In its opinion the lower court states that evidence that appellant was intoxicated was "irrelevant." For this proposition the court cites 18 Pa.C.S.A. § 308 and Commonwealth Page 165} v. Pickett, 244 Pa. Super. 433, 368 A.2d 799 (1976). (Record at 56a) If the lower court were correct in this statement, we could reject without further consideration appellant's contention that his trial counsel was ineffective, for a claim supported by irrelevant testimony could not have "arguable merit." In fact, however, the lower court's statement is incorrect.
Effective April 7, 1976, 18 Pa.C.S.A. § 308 was amended to provide:
Neither voluntary intoxication nor voluntary drugged condition is a defense to a criminal charge, nor may evidence of such conditions be introduced to negative the element of intent of the offense, except that evidence of such intoxication or drugged condition of the defendant may be offered by the defendant whenever it is relevant to reduce murder from a higher degree to a lower degree of murder.
Had the incident in question here occurred on or after April 7, 1976, the lower court would have been correct in stating that evidence that appellant was intoxicated was irrelevant. However, the incident occurred on March 16, 1976. On that date, 18 Pa.C.S. § 308 provided:
Intoxication or drugged condition are not, as such, defenses to a criminal charge; but in any prosecution for any offense, evidence of intoxication or drugged condition of the defendant may be offered by the defendant whenever it is relevant to negative an element of the offense.
Consequently, if appellant's trial counsel had evidence that appellant was at the time of the incident intoxicated or in a drugged condition, that evidence might have been "relevant to negative an element" of one or more of the offenses-robbery, kidnapping, and aggravated assault-with which appellant was charged.
Our decision in Commonwealth v. Pickett, supra, is not contrary to but rather confirms this conclusion.

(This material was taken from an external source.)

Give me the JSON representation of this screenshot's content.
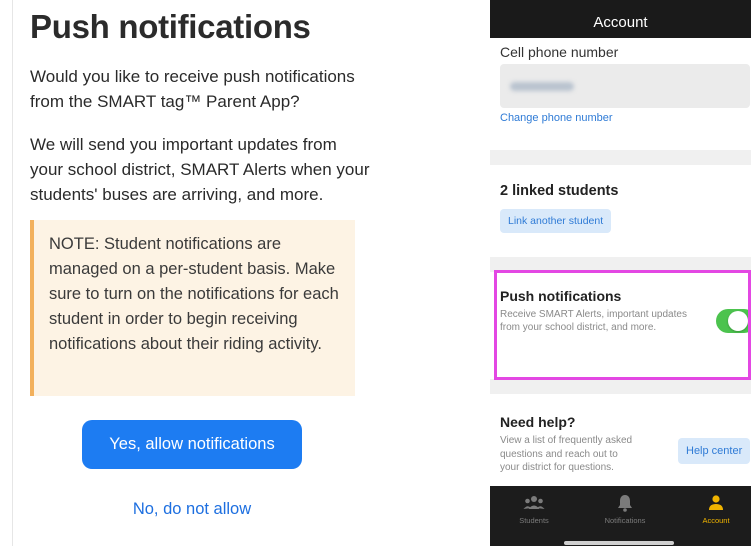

In Pickett we ordered a new trial because in a burglary and theft case, the lower court had refused to submit a requested point for charge on intoxication as a possible defense. Noting that
[ 277 Pa. Super. Page 166]
the charges arose out of an incident occurring before April 7, 1976, we said:
Our failure to remand for a new trial would involve the most obvious violation of the constitutional provision against ex post facto laws. Prior to April 7, 1976, a person was not guilty of a crime if he were sufficiently intoxicated so that he could not form the requisite intent. The legislature had the authority to change the law, but not as applied to offenses committed ...